Longlisted for a Business in the Community Responsible Business Award 2018
Turning by-products from sugar production into the medicines of the future
Action and Impact
British Sugar has for nearly 20 years operated the largest glasshouse in the UK, taking the excess heat and CO2 from sugar making to create a thriving horticulture business. The manufacturer produces 1.4 million tonnes of sugar each year from the UK’s beet crop and has a long-standing commitment to reduce the environmental impact of the industry.
The glasshouse uses 46,000 mega watt hours a year, is 97% water self-sufficient, and only produces 200 grams of waste for every tonne of sugar manufactured.
For many years British Sugar’s horticultural glasshouse produced tomatoes, then in October 2016 announced the glasshouse would change crop and grow a key ingredient for the pharmaceutical sector. This ingredient will be used in a new prescription medicine (Epidiolex) being developed to treat rare but serious forms of epilepsy in children. The active ingredient in Epidiolex is known as Cannabidiol (CBD), and it is sourced from a non-psychoactive variety of the cannabis plant family, specifically bred for medical purposes and under license from the UK Home Office. British Sugar started to grow these plants from 2017.

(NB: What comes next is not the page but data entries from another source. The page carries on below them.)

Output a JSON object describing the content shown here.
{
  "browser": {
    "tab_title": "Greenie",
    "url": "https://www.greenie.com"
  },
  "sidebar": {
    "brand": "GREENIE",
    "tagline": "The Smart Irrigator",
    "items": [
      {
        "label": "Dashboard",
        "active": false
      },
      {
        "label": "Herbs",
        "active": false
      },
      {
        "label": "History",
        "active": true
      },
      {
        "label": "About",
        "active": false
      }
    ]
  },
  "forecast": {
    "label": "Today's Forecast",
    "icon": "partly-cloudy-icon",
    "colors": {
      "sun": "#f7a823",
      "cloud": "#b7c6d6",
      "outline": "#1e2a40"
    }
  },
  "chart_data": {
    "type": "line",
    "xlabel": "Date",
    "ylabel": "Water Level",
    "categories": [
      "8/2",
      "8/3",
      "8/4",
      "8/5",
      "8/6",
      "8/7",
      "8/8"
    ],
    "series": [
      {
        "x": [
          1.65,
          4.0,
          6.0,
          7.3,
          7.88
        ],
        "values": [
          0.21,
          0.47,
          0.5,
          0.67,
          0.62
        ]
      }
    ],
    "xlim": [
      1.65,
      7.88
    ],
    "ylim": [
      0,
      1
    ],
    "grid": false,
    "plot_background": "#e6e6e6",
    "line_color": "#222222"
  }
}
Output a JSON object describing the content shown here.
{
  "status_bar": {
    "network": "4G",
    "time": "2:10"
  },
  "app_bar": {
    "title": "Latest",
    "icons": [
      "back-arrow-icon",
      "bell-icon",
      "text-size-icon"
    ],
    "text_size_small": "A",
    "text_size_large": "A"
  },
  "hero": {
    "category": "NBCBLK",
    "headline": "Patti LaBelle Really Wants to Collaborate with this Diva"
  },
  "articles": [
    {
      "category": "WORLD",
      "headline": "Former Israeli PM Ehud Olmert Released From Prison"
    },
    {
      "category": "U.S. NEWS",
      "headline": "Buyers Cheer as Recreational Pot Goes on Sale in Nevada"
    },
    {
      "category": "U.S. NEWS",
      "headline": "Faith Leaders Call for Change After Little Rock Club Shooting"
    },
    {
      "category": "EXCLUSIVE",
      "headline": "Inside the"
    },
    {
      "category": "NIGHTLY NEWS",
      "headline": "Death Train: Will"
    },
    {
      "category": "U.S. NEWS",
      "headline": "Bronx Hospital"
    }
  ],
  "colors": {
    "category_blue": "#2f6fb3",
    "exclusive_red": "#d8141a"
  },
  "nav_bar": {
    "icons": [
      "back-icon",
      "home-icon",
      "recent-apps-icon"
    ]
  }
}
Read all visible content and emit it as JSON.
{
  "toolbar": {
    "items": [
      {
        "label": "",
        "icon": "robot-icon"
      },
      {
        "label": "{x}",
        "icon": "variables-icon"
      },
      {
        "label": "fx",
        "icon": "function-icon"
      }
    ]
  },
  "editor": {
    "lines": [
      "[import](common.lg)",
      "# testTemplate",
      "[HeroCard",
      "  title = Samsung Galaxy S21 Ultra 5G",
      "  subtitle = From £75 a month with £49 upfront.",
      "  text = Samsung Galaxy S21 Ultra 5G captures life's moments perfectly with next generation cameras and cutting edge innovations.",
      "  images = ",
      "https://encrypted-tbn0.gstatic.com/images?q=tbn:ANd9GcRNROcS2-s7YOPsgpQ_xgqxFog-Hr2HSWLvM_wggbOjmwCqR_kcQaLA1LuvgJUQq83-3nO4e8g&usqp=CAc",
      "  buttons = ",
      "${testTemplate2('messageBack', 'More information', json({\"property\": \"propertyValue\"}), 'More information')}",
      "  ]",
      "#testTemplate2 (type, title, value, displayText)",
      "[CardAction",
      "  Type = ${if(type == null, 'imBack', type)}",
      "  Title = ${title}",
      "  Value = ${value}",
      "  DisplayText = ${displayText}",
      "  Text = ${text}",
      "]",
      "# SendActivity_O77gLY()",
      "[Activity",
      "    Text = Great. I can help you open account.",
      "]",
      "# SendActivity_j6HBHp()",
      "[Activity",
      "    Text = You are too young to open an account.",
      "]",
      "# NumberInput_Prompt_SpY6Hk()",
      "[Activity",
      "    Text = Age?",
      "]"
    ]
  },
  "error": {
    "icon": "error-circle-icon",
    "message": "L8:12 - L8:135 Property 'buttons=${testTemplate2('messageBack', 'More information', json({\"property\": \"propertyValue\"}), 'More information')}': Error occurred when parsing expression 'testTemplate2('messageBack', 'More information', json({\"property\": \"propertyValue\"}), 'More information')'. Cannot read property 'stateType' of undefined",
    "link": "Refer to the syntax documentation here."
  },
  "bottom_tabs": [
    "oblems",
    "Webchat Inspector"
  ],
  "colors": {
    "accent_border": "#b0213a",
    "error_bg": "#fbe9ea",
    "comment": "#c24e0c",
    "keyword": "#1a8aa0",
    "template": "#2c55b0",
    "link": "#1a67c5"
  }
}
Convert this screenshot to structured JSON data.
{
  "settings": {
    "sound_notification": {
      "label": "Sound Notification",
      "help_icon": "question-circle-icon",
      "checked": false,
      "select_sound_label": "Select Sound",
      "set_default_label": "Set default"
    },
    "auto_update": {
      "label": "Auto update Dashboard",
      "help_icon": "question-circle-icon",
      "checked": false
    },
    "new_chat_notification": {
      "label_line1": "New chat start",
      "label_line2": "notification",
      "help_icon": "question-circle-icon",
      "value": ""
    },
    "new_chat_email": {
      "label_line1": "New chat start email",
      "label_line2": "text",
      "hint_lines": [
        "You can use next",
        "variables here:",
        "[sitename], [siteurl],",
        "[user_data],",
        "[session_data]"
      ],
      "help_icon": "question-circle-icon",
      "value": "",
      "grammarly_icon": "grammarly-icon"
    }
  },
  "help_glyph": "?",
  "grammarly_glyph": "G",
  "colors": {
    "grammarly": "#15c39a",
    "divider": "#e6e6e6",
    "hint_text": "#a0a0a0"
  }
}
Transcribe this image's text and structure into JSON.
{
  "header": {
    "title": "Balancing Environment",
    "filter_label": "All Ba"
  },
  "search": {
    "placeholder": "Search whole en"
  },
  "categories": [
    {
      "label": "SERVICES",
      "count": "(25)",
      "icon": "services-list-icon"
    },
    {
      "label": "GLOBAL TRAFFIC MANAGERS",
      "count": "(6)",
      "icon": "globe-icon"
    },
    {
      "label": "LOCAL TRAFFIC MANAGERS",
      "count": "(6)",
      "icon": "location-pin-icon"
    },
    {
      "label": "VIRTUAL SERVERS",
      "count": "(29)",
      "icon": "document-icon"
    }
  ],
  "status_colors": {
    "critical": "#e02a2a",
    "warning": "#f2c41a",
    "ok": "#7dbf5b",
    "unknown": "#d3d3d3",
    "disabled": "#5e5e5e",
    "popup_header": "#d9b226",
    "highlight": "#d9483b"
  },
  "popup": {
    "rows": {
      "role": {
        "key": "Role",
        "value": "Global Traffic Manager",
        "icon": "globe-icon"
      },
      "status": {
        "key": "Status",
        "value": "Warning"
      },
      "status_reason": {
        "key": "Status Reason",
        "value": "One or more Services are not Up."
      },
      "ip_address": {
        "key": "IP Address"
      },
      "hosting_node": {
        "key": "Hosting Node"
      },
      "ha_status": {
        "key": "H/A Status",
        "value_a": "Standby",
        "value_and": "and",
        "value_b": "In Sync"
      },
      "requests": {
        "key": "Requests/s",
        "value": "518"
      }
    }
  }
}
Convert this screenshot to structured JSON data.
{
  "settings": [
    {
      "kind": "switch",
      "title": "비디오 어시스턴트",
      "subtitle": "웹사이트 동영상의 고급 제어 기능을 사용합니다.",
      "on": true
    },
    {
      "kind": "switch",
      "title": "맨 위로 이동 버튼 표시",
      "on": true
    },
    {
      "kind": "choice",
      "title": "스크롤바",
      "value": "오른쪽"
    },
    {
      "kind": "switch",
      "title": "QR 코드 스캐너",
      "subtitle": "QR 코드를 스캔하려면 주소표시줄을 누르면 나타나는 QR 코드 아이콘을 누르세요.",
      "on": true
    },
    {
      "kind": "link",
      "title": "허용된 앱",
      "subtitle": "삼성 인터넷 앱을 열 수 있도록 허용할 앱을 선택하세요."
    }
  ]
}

Paul Kenward, Managing Director, British Sugar, said: "This partnership has brought together two leading British innovators in their respective industries to maximise the use of resources from one industry to produce material for another industry. This has not only helped British Sugar increase revenue from our glasshouse business, but also provided GW with a reliable source of the crop for what could be a transformative medicine that improves the quality of life of children with severe forms of epilepsy."